After months of speculation, it comes as no surprise that MTV has decided not to renew its controversial drama Skins for a second season. Skins came up under constant attack and scrutiny for its racy dialogue and scenes, provoking several top advertisers to pull ads from the show.
The network said in a statement, "Skins is a global television phenomenon that, unfortunately, didn't connect with a US audience as much as we had hoped. We admire the work that the series' creator Bryan Elsley did in adapting the show for MTV and appreciate the core audience that embraced it."
Prior to its premiere, Skins was under attack from the Parents Television Council, which spoke out against the show -- even calling for Congress to investigate the series and MTV on allegations of child pornography, since several of the stars were underage. An investigation was never launched.
In January, when Skins first made waves on US shores, advertisers such as Taco Bell, Wrigley, Subway, Foot Locker, L'Oreal and Schick pulled their ads from the series after just two episodes.
The sharp ratings decline also did Skins in, as 3.3 million viewers tuned in for the premiere, but in a sharp contrast, only 1.2 million viewers were still interested by the season finale. In comparison to MTV's other scripted show, The Hard Times of R.J. Berger, Skins fared much better in the ratings, but Berger was picked up for a second season.
The US version of Skins was a direct play off the successful British version of Skins, which recently wrapped its fifth season.
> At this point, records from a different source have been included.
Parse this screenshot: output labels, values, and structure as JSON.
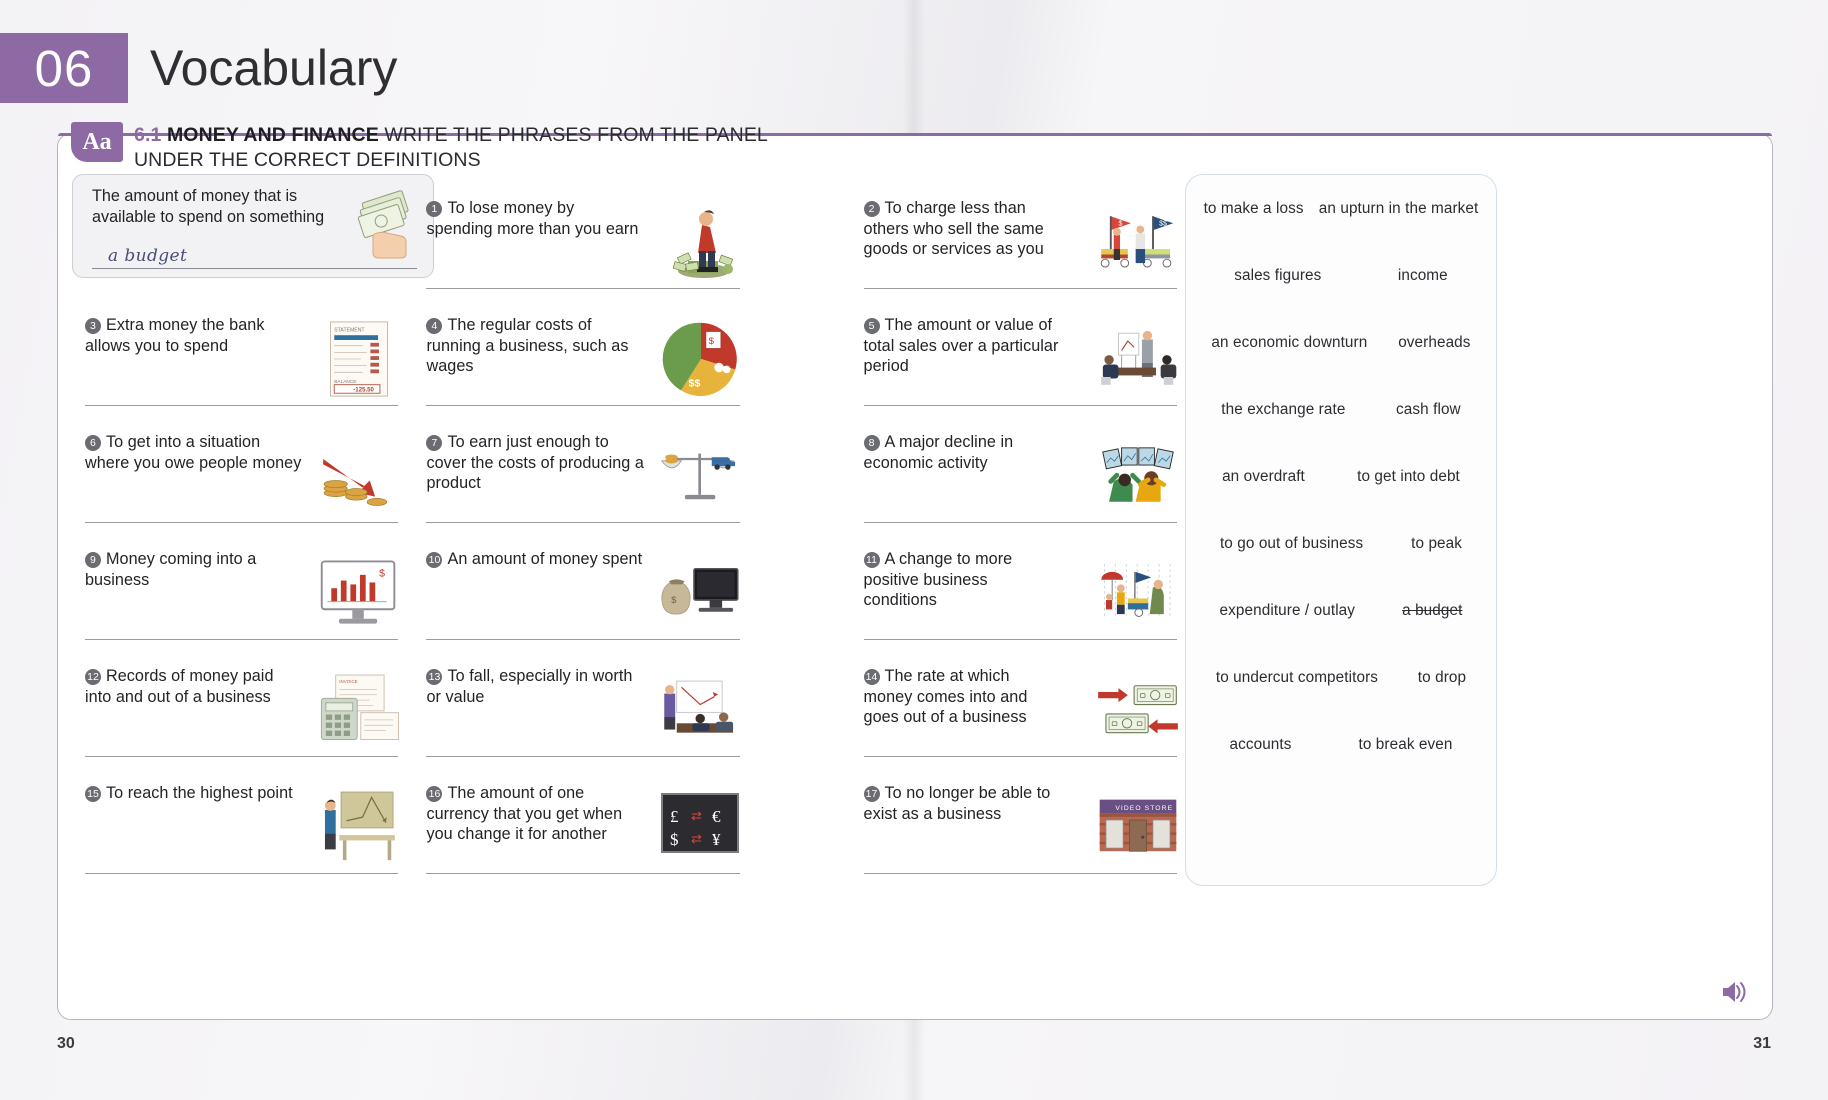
{
  "chapter": {
    "number": "06",
    "title": "Vocabulary"
  },
  "exercise": {
    "badge": "Aa",
    "number": "6.1",
    "topic": "MONEY AND FINANCE",
    "instruction_rest": " WRITE THE PHRASES FROM THE PANEL",
    "instruction_line2": "UNDER THE CORRECT DEFINITIONS"
  },
  "example": {
    "definition": "The amount of money that is available to spend on something",
    "answer": "a budget",
    "art": "hand-holding-cash"
  },
  "items": [
    {
      "n": "1",
      "definition": "To lose money by spending more than you earn",
      "art": "man-falling-money"
    },
    {
      "n": "2",
      "definition": "To charge less than others who sell the same goods or services as you",
      "art": "two-market-stalls"
    },
    {
      "n": "3",
      "definition": "Extra money the bank allows you to spend",
      "art": "bank-statement"
    },
    {
      "n": "4",
      "definition": "The regular costs of running a business, such as wages",
      "art": "pie-chart-costs"
    },
    {
      "n": "5",
      "definition": "The amount or value of total sales over a particular period",
      "art": "meeting-presentation"
    },
    {
      "n": "6",
      "definition": "To get into a situation where you owe people money",
      "art": "falling-coins-arrow"
    },
    {
      "n": "7",
      "definition": "To earn just enough to cover the costs of producing a product",
      "art": "balance-scales"
    },
    {
      "n": "8",
      "definition": "A major decline in economic activity",
      "art": "traders-panic-screens"
    },
    {
      "n": "9",
      "definition": "Money coming into a business",
      "art": "monitor-bar-chart"
    },
    {
      "n": "10",
      "definition": "An amount of money spent",
      "art": "money-bag-monitor"
    },
    {
      "n": "11",
      "definition": "A change to more positive business conditions",
      "art": "rainy-street-stall"
    },
    {
      "n": "12",
      "definition": "Records of money paid into and out of a business",
      "art": "invoice-calculator"
    },
    {
      "n": "13",
      "definition": "To fall, especially in worth or value",
      "art": "presentation-decline"
    },
    {
      "n": "14",
      "definition": "The rate at which money comes into and goes out of a business",
      "art": "banknotes-arrows"
    },
    {
      "n": "15",
      "definition": "To reach the highest point",
      "art": "peak-graph-board"
    },
    {
      "n": "16",
      "definition": "The amount of one currency that you get when you change it for another",
      "art": "currency-symbols-board"
    },
    {
      "n": "17",
      "definition": "To no longer be able to exist as a business",
      "art": "closed-video-store"
    }
  ],
  "wordbank": {
    "rows": [
      [
        {
          "text": "to make a loss",
          "used": false
        },
        {
          "text": "an upturn in the market",
          "used": false
        }
      ],
      [
        {
          "text": "sales figures",
          "used": false
        },
        {
          "text": "income",
          "used": false
        }
      ],
      [
        {
          "text": "an economic downturn",
          "used": false
        },
        {
          "text": "overheads",
          "used": false
        }
      ],
      [
        {
          "text": "the exchange rate",
          "used": false
        },
        {
          "text": "cash flow",
          "used": false
        }
      ],
      [
        {
          "text": "an overdraft",
          "used": false
        },
        {
          "text": "to get into debt",
          "used": false
        }
      ],
      [
        {
          "text": "to go out of business",
          "used": false
        },
        {
          "text": "to peak",
          "used": false
        }
      ],
      [
        {
          "text": "expenditure / outlay",
          "used": false
        },
        {
          "text": "a budget",
          "used": true
        }
      ],
      [
        {
          "text": "to undercut competitors",
          "used": false
        },
        {
          "text": "to drop",
          "used": false
        }
      ],
      [
        {
          "text": "accounts",
          "used": false
        },
        {
          "text": "to break even",
          "used": false
        }
      ]
    ]
  },
  "statement_art": {
    "title": "STATEMENT",
    "balance_label": "BALANCE",
    "balance_value": "-125.50"
  },
  "video_store_art": {
    "sign": "VIDEO STORE"
  },
  "currency_art": {
    "symbols": [
      "£",
      "€",
      "$",
      "¥"
    ]
  },
  "audio": {
    "icon": "speaker-icon"
  },
  "pages": {
    "left": "30",
    "right": "31"
  },
  "colors": {
    "accent_purple": "#8e6aa5",
    "card_border": "#b9b2c0",
    "wordbank_border": "#cfe0ea",
    "handwriting": "#4a4e78"
  }
}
In the UK, it is a BAFTA-winning teen drama that explores the life of a group of teenagers in Bristol, England. The controversial plot lines explore issues such as dysfunctional families, eating disorders, adolescent sexuality, substance abuse and death. The cast is entirely replaced every two seasons with new actors and there are usually eight main characters. Additionally, well-known British comic actors are part of the central cast and play the kids' parents.